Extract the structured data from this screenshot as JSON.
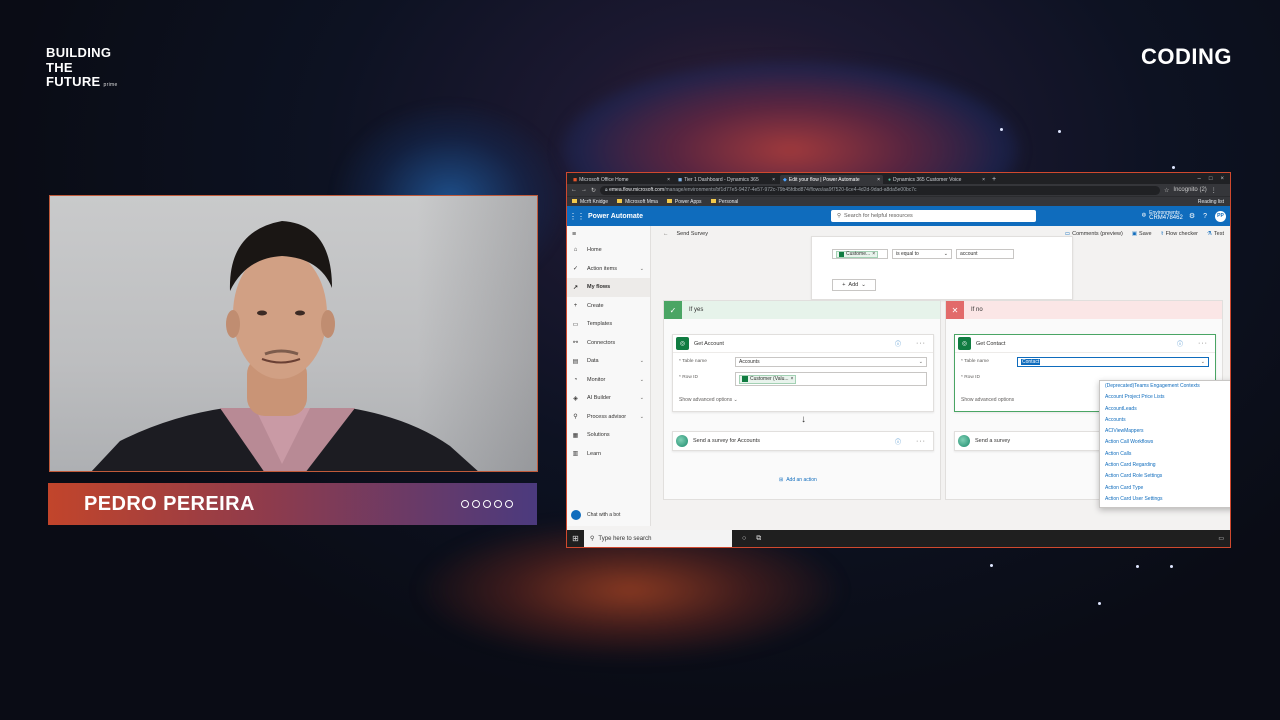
{
  "brand": {
    "line1": "BUILDING",
    "line2": "THE",
    "line3": "FUTURE",
    "sub": "prime"
  },
  "section": "CODING",
  "speaker": {
    "name": "PEDRO PEREIRA"
  },
  "browser": {
    "tabs": [
      "Microsoft Office Home",
      "Tier 1 Dashboard - Dynamics 365",
      "Edit your flow | Power Automate",
      "Dynamics 365 Customer Voice"
    ],
    "active_tab_index": 2,
    "url_domain": "emea.flow.microsoft.com",
    "url_path": "/manage/environments/bf1d77e5-9427-4e57-972c-79b45fdbd874/flows/aa9f7520-6ce4-4d2d-9dad-a8da5e00bc7c",
    "profile": "Incognito (2)",
    "bookmarks": [
      "Mcrft Knidge",
      "Microsoft Mma",
      "Power Apps",
      "Personal"
    ],
    "reading_list": "Reading list"
  },
  "app": {
    "name": "Power Automate",
    "search_placeholder": "Search for helpful resources",
    "env_label": "Environments",
    "env_name": "CRM478462",
    "avatar_initials": "PP"
  },
  "nav": {
    "items": [
      {
        "label": "Home",
        "icon": "home-icon",
        "glyph": "⌂",
        "chevron": false
      },
      {
        "label": "Action items",
        "icon": "check-icon",
        "glyph": "✓",
        "chevron": true
      },
      {
        "label": "My flows",
        "icon": "flow-icon",
        "glyph": "↗",
        "chevron": false,
        "selected": true
      },
      {
        "label": "Create",
        "icon": "plus-icon",
        "glyph": "+",
        "chevron": false
      },
      {
        "label": "Templates",
        "icon": "template-icon",
        "glyph": "▭",
        "chevron": false
      },
      {
        "label": "Connectors",
        "icon": "connector-icon",
        "glyph": "⚯",
        "chevron": false
      },
      {
        "label": "Data",
        "icon": "data-icon",
        "glyph": "▤",
        "chevron": true
      },
      {
        "label": "Monitor",
        "icon": "monitor-icon",
        "glyph": "◔",
        "chevron": true
      },
      {
        "label": "AI Builder",
        "icon": "ai-icon",
        "glyph": "◈",
        "chevron": true
      },
      {
        "label": "Process advisor",
        "icon": "process-icon",
        "glyph": "⚲",
        "chevron": true
      },
      {
        "label": "Solutions",
        "icon": "solutions-icon",
        "glyph": "▦",
        "chevron": false
      },
      {
        "label": "Learn",
        "icon": "book-icon",
        "glyph": "▥",
        "chevron": false
      }
    ],
    "chat_bot": "Chat with a bot"
  },
  "cmdbar": {
    "flow_name": "Send Survey",
    "comments": "Comments (preview)",
    "save": "Save",
    "flow_checker": "Flow checker",
    "test": "Test"
  },
  "condition": {
    "token": "Custome...",
    "operator": "is equal to",
    "value": "account",
    "add_label": "Add"
  },
  "branch_yes": {
    "title": "If yes",
    "get_action": "Get Account",
    "table_label": "* Table name",
    "table_value": "Accounts",
    "row_label": "* Row ID",
    "row_token": "Customer (Valu...",
    "advanced": "Show advanced options",
    "survey_action": "Send a survey for Accounts",
    "add_action": "Add an action"
  },
  "branch_no": {
    "title": "If no",
    "get_action": "Get Contact",
    "table_label": "* Table name",
    "table_value": "Contact",
    "row_label": "* Row ID",
    "advanced": "Show advanced options",
    "survey_action": "Send a survey"
  },
  "dropdown_options": [
    "(Deprecated)Teams Engagement Contexts",
    "Account Project Price Lists",
    "AccountLeads",
    "Accounts",
    "ACIViewMappers",
    "Action Call Workflows",
    "Action Calls",
    "Action Card Regarding",
    "Action Card Role Settings",
    "Action Card Type",
    "Action Card User Settings"
  ],
  "taskbar": {
    "search_placeholder": "Type here to search"
  }
}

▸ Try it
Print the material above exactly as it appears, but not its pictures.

▸ Task answer
Extract the structured data from this screenshot as JSON.
{
  "brand": {
    "line1": "BUILDING",
    "line2": "THE",
    "line3": "FUTURE",
    "sub": "prime"
  },
  "section": "CODING",
  "speaker": {
    "name": "PEDRO PEREIRA"
  },
  "browser": {
    "tabs": [
      "Microsoft Office Home",
      "Tier 1 Dashboard - Dynamics 365",
      "Edit your flow | Power Automate",
      "Dynamics 365 Customer Voice"
    ],
    "active_tab_index": 2,
    "url_domain": "emea.flow.microsoft.com",
    "url_path": "/manage/environments/bf1d77e5-9427-4e57-972c-79b45fdbd874/flows/aa9f7520-6ce4-4d2d-9dad-a8da5e00bc7c",
    "profile": "Incognito (2)",
    "bookmarks": [
      "Mcrft Knidge",
      "Microsoft Mma",
      "Power Apps",
      "Personal"
    ],
    "reading_list": "Reading list"
  },
  "app": {
    "name": "Power Automate",
    "search_placeholder": "Search for helpful resources",
    "env_label": "Environments",
    "env_name": "CRM478462",
    "avatar_initials": "PP"
  },
  "nav": {
    "items": [
      {
        "label": "Home",
        "icon": "home-icon",
        "glyph": "⌂",
        "chevron": false
      },
      {
        "label": "Action items",
        "icon": "check-icon",
        "glyph": "✓",
        "chevron": true
      },
      {
        "label": "My flows",
        "icon": "flow-icon",
        "glyph": "↗",
        "chevron": false,
        "selected": true
      },
      {
        "label": "Create",
        "icon": "plus-icon",
        "glyph": "+",
        "chevron": false
      },
      {
        "label": "Templates",
        "icon": "template-icon",
        "glyph": "▭",
        "chevron": false
      },
      {
        "label": "Connectors",
        "icon": "connector-icon",
        "glyph": "⚯",
        "chevron": false
      },
      {
        "label": "Data",
        "icon": "data-icon",
        "glyph": "▤",
        "chevron": true
      },
      {
        "label": "Monitor",
        "icon": "monitor-icon",
        "glyph": "◔",
        "chevron": true
      },
      {
        "label": "AI Builder",
        "icon": "ai-icon",
        "glyph": "◈",
        "chevron": true
      },
      {
        "label": "Process advisor",
        "icon": "process-icon",
        "glyph": "⚲",
        "chevron": true
      },
      {
        "label": "Solutions",
        "icon": "solutions-icon",
        "glyph": "▦",
        "chevron": false
      },
      {
        "label": "Learn",
        "icon": "book-icon",
        "glyph": "▥",
        "chevron": false
      }
    ],
    "chat_bot": "Chat with a bot"
  },
  "cmdbar": {
    "flow_name": "Send Survey",
    "comments": "Comments (preview)",
    "save": "Save",
    "flow_checker": "Flow checker",
    "test": "Test"
  },
  "condition": {
    "token": "Custome...",
    "operator": "is equal to",
    "value": "account",
    "add_label": "Add"
  },
  "branch_yes": {
    "title": "If yes",
    "get_action": "Get Account",
    "table_label": "* Table name",
    "table_value": "Accounts",
    "row_label": "* Row ID",
    "row_token": "Customer (Valu...",
    "advanced": "Show advanced options",
    "survey_action": "Send a survey for Accounts",
    "add_action": "Add an action"
  },
  "branch_no": {
    "title": "If no",
    "get_action": "Get Contact",
    "table_label": "* Table name",
    "table_value": "Contact",
    "row_label": "* Row ID",
    "advanced": "Show advanced options",
    "survey_action": "Send a survey"
  },
  "dropdown_options": [
    "(Deprecated)Teams Engagement Contexts",
    "Account Project Price Lists",
    "AccountLeads",
    "Accounts",
    "ACIViewMappers",
    "Action Call Workflows",
    "Action Calls",
    "Action Card Regarding",
    "Action Card Role Settings",
    "Action Card Type",
    "Action Card User Settings"
  ],
  "taskbar": {
    "search_placeholder": "Type here to search"
  }
}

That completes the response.